No one really ever teaches you to take notes. You’re just left to come up with your own system.

In the worst case scenario, your early iterations were ineffective, and you didn’t really see the point of taking notes, so you stopped altogether. When note-taking is at its best, there are many benefits: you’re actively engaging with the material, you’ll remember it for longer, and you’ll have an invaluable study guide.

Try out these tips and see how your studying becomes more effective.

The most important tip is to make notes that are customized for you. What you don’t want to do is just end up making a redundant version of your textbook or an exact copy of what your teacher wrote on the board. Are your notes really that great if opening your textbook or looking at a picture of the board already beats what you have in your notebook?
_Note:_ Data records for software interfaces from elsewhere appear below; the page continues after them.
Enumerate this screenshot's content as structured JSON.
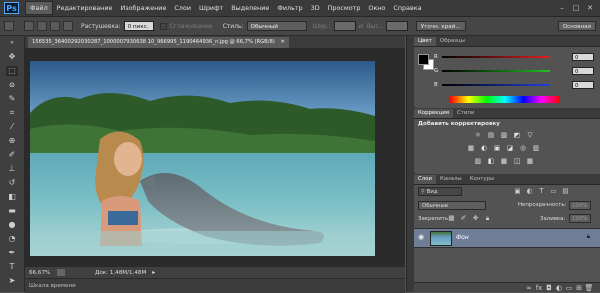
{
  "app": {
    "logo": "Ps",
    "menu": [
      "Файл",
      "Редактирование",
      "Изображение",
      "Слои",
      "Шрифт",
      "Выделение",
      "Фильтр",
      "3D",
      "Просмотр",
      "Окно",
      "Справка"
    ],
    "active_menu_index": 0,
    "window_controls": [
      "–",
      "□",
      "✕"
    ]
  },
  "options_bar": {
    "feather_label": "Растушевка:",
    "feather_value": "0 пикс.",
    "antialias_label": "Сглаживание",
    "style_label": "Стиль:",
    "style_value": "Обычный",
    "width_label": "Шир.:",
    "height_label": "Выс.:",
    "refine_button": "Уточн. край...",
    "workspace": "Основная"
  },
  "document": {
    "tab_title": "156535_36400292030287_1000007930638 10_966995_1190464936_n.jpg @ 66,7% (RGB/8)",
    "zoom": "66,67%",
    "doc_info": "Док: 1,48M/1,48M",
    "timeline_label": "Шкала времени"
  },
  "color_panel": {
    "tabs": [
      "Цвет",
      "Образцы"
    ],
    "active_tab": 0,
    "channels": [
      {
        "label": "R",
        "value": "0",
        "color": "#e02020"
      },
      {
        "label": "G",
        "value": "0",
        "color": "#20c020"
      },
      {
        "label": "B",
        "value": "0",
        "color": "#2040e0"
      }
    ],
    "foreground": "#000000",
    "background": "#ffffff"
  },
  "adjustments_panel": {
    "tabs": [
      "Коррекция",
      "Стили"
    ],
    "active_tab": 0,
    "title": "Добавить корректировку",
    "row1_icons": [
      "☼",
      "▤",
      "▧",
      "◩",
      "▽"
    ],
    "row2_icons": [
      "▦",
      "◐",
      "▣",
      "◪",
      "◎",
      "▥"
    ],
    "row3_icons": [
      "▨",
      "◧",
      "▩",
      "◫",
      "▦"
    ]
  },
  "layers_panel": {
    "tabs": [
      "Слои",
      "Каналы",
      "Контуры"
    ],
    "active_tab": 0,
    "filter_label": "Вид",
    "blend_mode": "Обычные",
    "opacity_label": "Непрозрачность:",
    "opacity_value": "100%",
    "lock_label": "Закрепить:",
    "fill_label": "Заливка:",
    "fill_value": "100%",
    "layers": [
      {
        "name": "Фон",
        "visible": true,
        "locked": true
      }
    ]
  }
}
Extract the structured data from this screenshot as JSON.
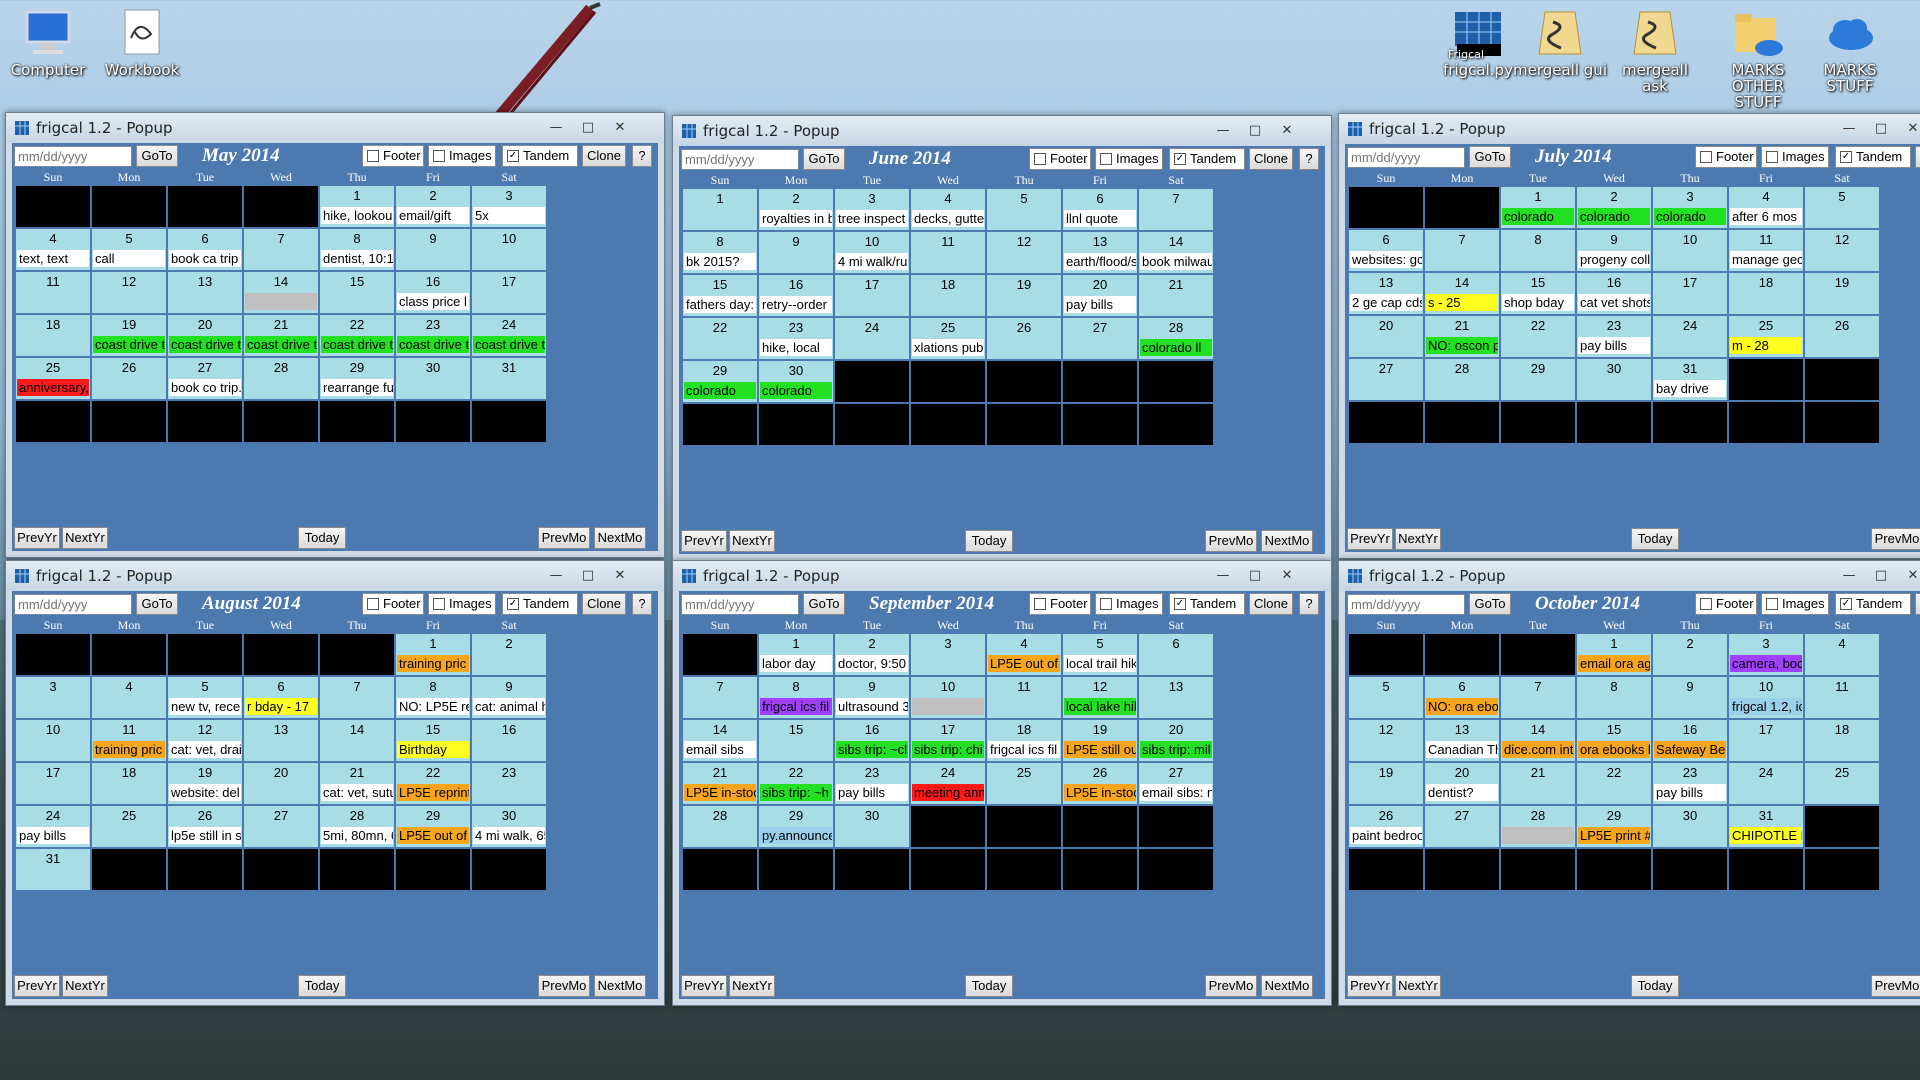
{
  "desktop": {
    "icons": [
      {
        "label": "Computer",
        "icon": "computer-icon"
      },
      {
        "label": "Workbook",
        "icon": "workbook-icon"
      },
      {
        "label": "frigcal.py",
        "icon": "frigcal-icon",
        "overlay": "Frigcal"
      },
      {
        "label": "mergeall gui",
        "icon": "mergeall-icon"
      },
      {
        "label": "mergeall ask",
        "icon": "mergeall-icon"
      },
      {
        "label": "MARKS OTHER STUFF",
        "icon": "folder-cloud-icon"
      },
      {
        "label": "MARKS STUFF",
        "icon": "cloud-icon"
      }
    ]
  },
  "colors": {
    "cell": "#a9dde6",
    "blank": "#000000",
    "header": "#4c7ab0",
    "event_white": "#ffffff",
    "event_green": "#22e022",
    "event_yellow": "#ffff22",
    "event_orange": "#f7a51c",
    "event_red": "#ff1a1a",
    "event_purple": "#a040ff",
    "event_blue": "#9ad0ea",
    "event_gray": "#bfbfbf"
  },
  "common": {
    "title": "frigcal 1.2 - Popup",
    "date_placeholder": "mm/dd/yyyy",
    "goto": "GoTo",
    "footer": "Footer",
    "images": "Images",
    "tandem": "Tandem",
    "clone": "Clone",
    "help": "?",
    "prevyr": "PrevYr",
    "nextyr": "NextYr",
    "today": "Today",
    "prevmo": "PrevMo",
    "nextmo": "NextMo",
    "days": [
      "Sun",
      "Mon",
      "Tue",
      "Wed",
      "Thu",
      "Fri",
      "Sat"
    ],
    "minimize": "—",
    "maximize": "□",
    "close": "✕"
  },
  "calendars": [
    {
      "month": "May 2014",
      "first_dow": 4,
      "num_days": 31,
      "events": {
        "1": [
          "hike, lookou",
          "white"
        ],
        "2": [
          "email/gift",
          "white"
        ],
        "3": [
          "5x",
          "white"
        ],
        "4": [
          "text, text",
          "white"
        ],
        "5": [
          "call",
          "white"
        ],
        "6": [
          "book ca trip",
          "white"
        ],
        "8": [
          "dentist, 10:1",
          "white"
        ],
        "14": [
          "",
          "gray"
        ],
        "16": [
          "class price l",
          "white"
        ],
        "19": [
          "coast drive t",
          "green"
        ],
        "20": [
          "coast drive t",
          "green"
        ],
        "21": [
          "coast drive t",
          "green"
        ],
        "22": [
          "coast drive t",
          "green"
        ],
        "23": [
          "coast drive t",
          "green"
        ],
        "24": [
          "coast drive t",
          "green"
        ],
        "25": [
          "anniversary,",
          "red"
        ],
        "27": [
          "book co trip.",
          "white"
        ],
        "29": [
          "rearrange fu",
          "white"
        ]
      }
    },
    {
      "month": "June 2014",
      "first_dow": 0,
      "num_days": 30,
      "events": {
        "2": [
          "royalties in b",
          "white"
        ],
        "3": [
          "tree inspect",
          "white"
        ],
        "4": [
          "decks, gutte",
          "white"
        ],
        "6": [
          "llnl quote",
          "white"
        ],
        "8": [
          "bk 2015?",
          "white"
        ],
        "10": [
          "4 mi walk/rur",
          "white"
        ],
        "13": [
          "earth/flood/s",
          "white"
        ],
        "14": [
          "book milwau",
          "white"
        ],
        "15": [
          "fathers day:",
          "white"
        ],
        "16": [
          "retry--order",
          "white"
        ],
        "20": [
          "pay bills",
          "white"
        ],
        "23": [
          "hike, local",
          "white"
        ],
        "25": [
          "xlations pub",
          "white"
        ],
        "28": [
          "colorado ll",
          "green"
        ],
        "29": [
          "colorado",
          "green"
        ],
        "30": [
          "colorado",
          "green"
        ]
      }
    },
    {
      "month": "July 2014",
      "first_dow": 2,
      "num_days": 31,
      "events": {
        "1": [
          "colorado",
          "green"
        ],
        "2": [
          "colorado",
          "green"
        ],
        "3": [
          "colorado",
          "green"
        ],
        "4": [
          "after 6 mos",
          "white"
        ],
        "6": [
          "websites: gc",
          "white"
        ],
        "9": [
          "progeny coll",
          "white"
        ],
        "11": [
          "manage gec",
          "white"
        ],
        "13": [
          "2 ge cap cds",
          "white"
        ],
        "14": [
          "s - 25",
          "yellow"
        ],
        "15": [
          "shop bday",
          "white"
        ],
        "16": [
          "cat vet shots",
          "white"
        ],
        "21": [
          "NO: oscon p",
          "green"
        ],
        "23": [
          "pay bills",
          "white"
        ],
        "25": [
          "m - 28",
          "yellow"
        ],
        "31": [
          "bay drive",
          "white"
        ]
      }
    },
    {
      "month": "August 2014",
      "first_dow": 5,
      "num_days": 31,
      "events": {
        "1": [
          "training pric",
          "orange"
        ],
        "5": [
          "new tv, rece",
          "white"
        ],
        "6": [
          "r bday - 17",
          "yellow"
        ],
        "8": [
          "NO: LP5E re",
          "white"
        ],
        "9": [
          "cat: animal h",
          "white"
        ],
        "11": [
          "training pric",
          "orange"
        ],
        "12": [
          "cat: vet, drai",
          "white"
        ],
        "15": [
          "Birthday",
          "yellow"
        ],
        "19": [
          "website: del",
          "white"
        ],
        "21": [
          "cat: vet, sutu",
          "white"
        ],
        "22": [
          "LP5E reprint",
          "orange"
        ],
        "24": [
          "pay bills",
          "white"
        ],
        "26": [
          "lp5e still in s",
          "white"
        ],
        "28": [
          "5mi, 80mn, 6",
          "white"
        ],
        "29": [
          "LP5E out of",
          "orange"
        ],
        "30": [
          "4 mi walk, 65",
          "white"
        ]
      }
    },
    {
      "month": "September 2014",
      "first_dow": 1,
      "num_days": 30,
      "events": {
        "1": [
          "labor day",
          "white"
        ],
        "2": [
          "doctor, 9:50",
          "white"
        ],
        "4": [
          "LP5E out of",
          "orange"
        ],
        "5": [
          "local trail hik",
          "white"
        ],
        "8": [
          "frigcal ics fil",
          "purple"
        ],
        "9": [
          "ultrasound 3",
          "white"
        ],
        "10": [
          "",
          "gray"
        ],
        "12": [
          "local lake hil",
          "green"
        ],
        "14": [
          "email sibs",
          "white"
        ],
        "16": [
          "sibs trip: ~cl",
          "green"
        ],
        "17": [
          "sibs trip: chi",
          "green"
        ],
        "18": [
          "frigcal ics fil",
          "white"
        ],
        "19": [
          "LP5E still ou",
          "orange"
        ],
        "20": [
          "sibs trip: mil",
          "green"
        ],
        "21": [
          "LP5E in-stoc",
          "orange"
        ],
        "22": [
          "sibs trip: ~h",
          "green"
        ],
        "23": [
          "pay bills",
          "white"
        ],
        "24": [
          "meeting ann",
          "red"
        ],
        "26": [
          "LP5E in-stoc",
          "orange"
        ],
        "27": [
          "email sibs: n",
          "white"
        ],
        "29": [
          "py.announce",
          "blue"
        ]
      }
    },
    {
      "month": "October 2014",
      "first_dow": 3,
      "num_days": 31,
      "events": {
        "1": [
          "email ora ag",
          "orange"
        ],
        "3": [
          "camera, boo",
          "purple"
        ],
        "6": [
          "NO: ora ebo",
          "orange"
        ],
        "10": [
          "frigcal 1.2, ic",
          "blue"
        ],
        "13": [
          "Canadian Th",
          "white"
        ],
        "14": [
          "dice.com int",
          "orange"
        ],
        "15": [
          "ora ebooks l",
          "orange"
        ],
        "16": [
          "Safeway Bel",
          "orange"
        ],
        "20": [
          "dentist?",
          "white"
        ],
        "23": [
          "pay bills",
          "white"
        ],
        "26": [
          "paint bedroo",
          "white"
        ],
        "28": [
          "",
          "gray"
        ],
        "29": [
          "LP5E print #",
          "orange"
        ],
        "31": [
          "CHIPOTLE E",
          "yellow"
        ]
      }
    }
  ]
}
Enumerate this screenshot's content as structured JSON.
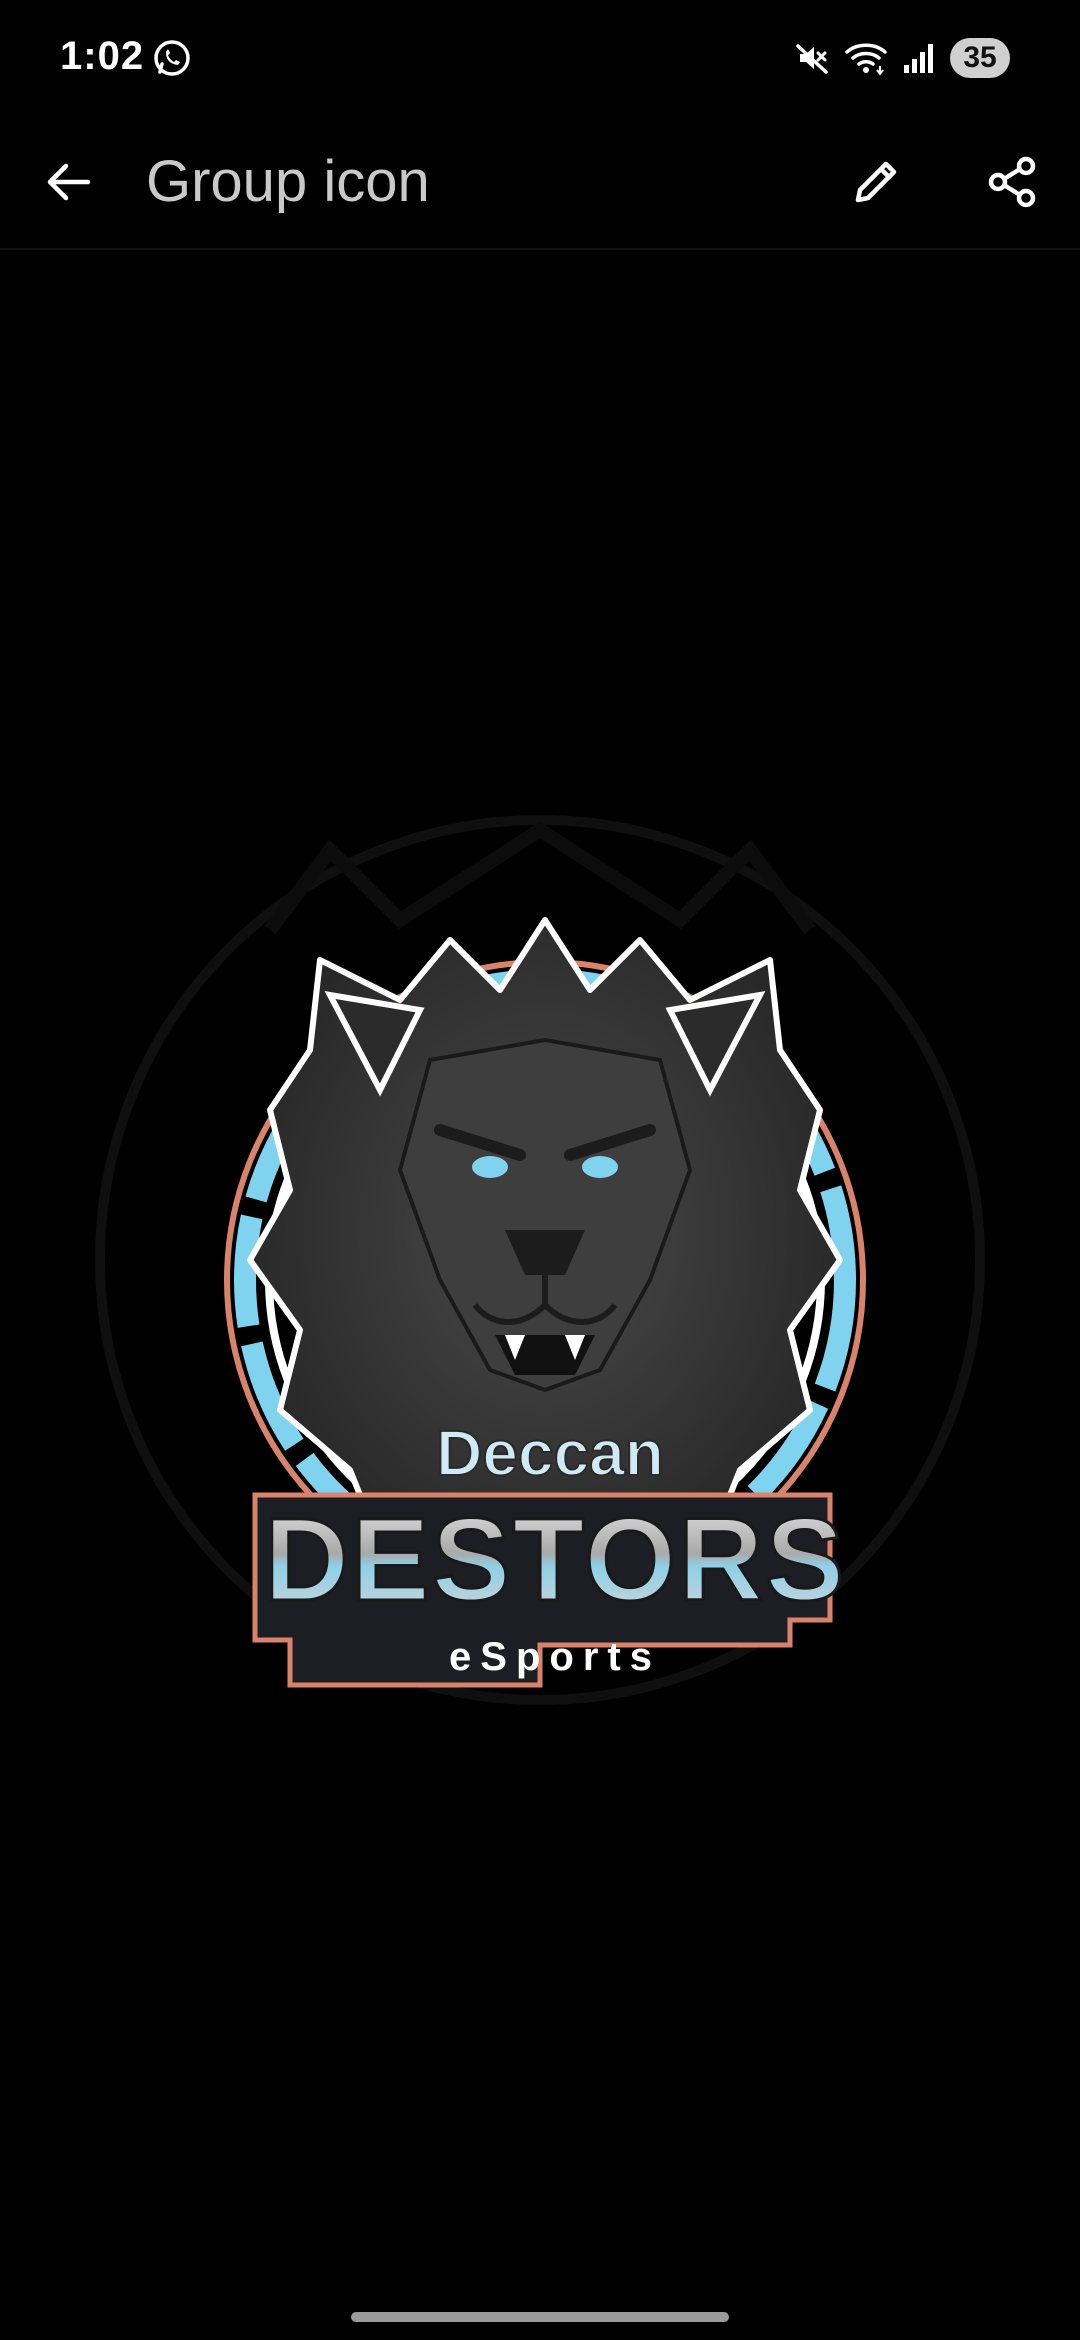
{
  "status_bar": {
    "time": "1:02",
    "battery_level": "35",
    "icons": [
      "whatsapp-icon",
      "mute-icon",
      "wifi-icon",
      "signal-icon"
    ]
  },
  "app_bar": {
    "title": "Group icon",
    "back_icon": "arrow-back-icon",
    "edit_icon": "pencil-icon",
    "share_icon": "share-icon"
  },
  "image": {
    "logo_line1": "Deccan",
    "logo_line2": "DESTORS",
    "logo_line3": "eSports"
  },
  "colors": {
    "background": "#000000",
    "accent_blue": "#7fd3ee",
    "ring_orange": "#d9846a",
    "lion_gray": "#3e3e3e"
  }
}
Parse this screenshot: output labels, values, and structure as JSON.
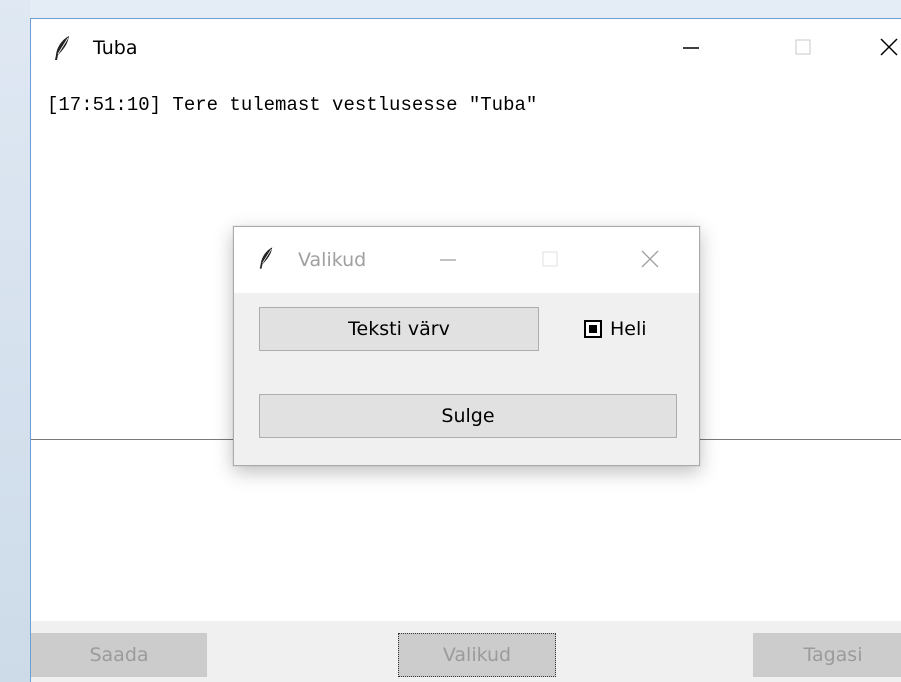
{
  "main_window": {
    "title": "Tuba",
    "chat": {
      "lines": [
        "[17:51:10] Tere tulemast vestlusesse \"Tuba\""
      ]
    },
    "buttons": {
      "send": "Saada",
      "options": "Valikud",
      "back": "Tagasi"
    }
  },
  "dialog": {
    "title": "Valikud",
    "text_color_button": "Teksti värv",
    "sound_checkbox": {
      "label": "Heli",
      "checked": true
    },
    "close_button": "Sulge"
  },
  "icons": {
    "app": "feather-icon",
    "minimize": "minimize-icon",
    "maximize": "maximize-icon",
    "close": "close-icon"
  },
  "colors": {
    "window_border": "#6f9ed6",
    "button_bar": "#f0f0f0",
    "disabled_text": "#9b9b9b"
  }
}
Instead, think about what is problematic for you and focus more of your note-taking on that.

Your teacher might show a four-step problem. But if you know that you’re usually stumped on how to start a problem, while the algebra is a piece of cake once everything is set up, then you should spend most of your time taking notes on Step 1. You might break it up into sub-steps, write in explanations in the margins, or even go as far as not taking notes on the last steps so that you can spend the time on what will be useful to you.

*If you only had time to do one of the versions of notes above, which would be more useful to you?*

One of the most common challenges math students face is when they know all these techniques but not when to use them. If you find yourself able to nod along to your teacher working a problem but get a mental blank when you try it on your own, ask your teacher “How did you know to do that?” and write their answer down in your notes. Sometimes, your teacher will be explaining as they solve, and what they’re saying is more important to copy down than what they’re writing on the board! If it helps, think back to two-column proofs in geometry, when you had to justify every step with a reason. Try doing that in your notes and you will thank yourself later for making such a thorough study guide.

Remember that many theorems and techniques need certain conditions to be met before they can be applied. It is important to write these in your notes too. For example, if you’re learning about the Pythagorean theorem, don’t just write *a2+b2=c2*. You should add that this works for right triangles only. After seeing an example, you might add a note like “use this when you know two sides of a right triangle and want to find the third side”. Then, when you come across a problem that mainly deals with angles in a triangle, you’ll know not to bother with the Pythagorean theorem and try to think of any techniques with the note “use this to find a missing angle…”

I hope this gets you started on the path to taking more effective notes. We are trying to work smarter, not harder. If you feel like you are just transcribing notes in class without really understanding what you’re writing, then you should reconsider your approach to note-taking. Focusing on just writing down key takeaways will force you to listen and process what your teacher is saying. You’ll learn a lot better that way than spending class time doing mindless transcription and then time at home trying to teach yourself the material with notes that you’ve written but don’t understand.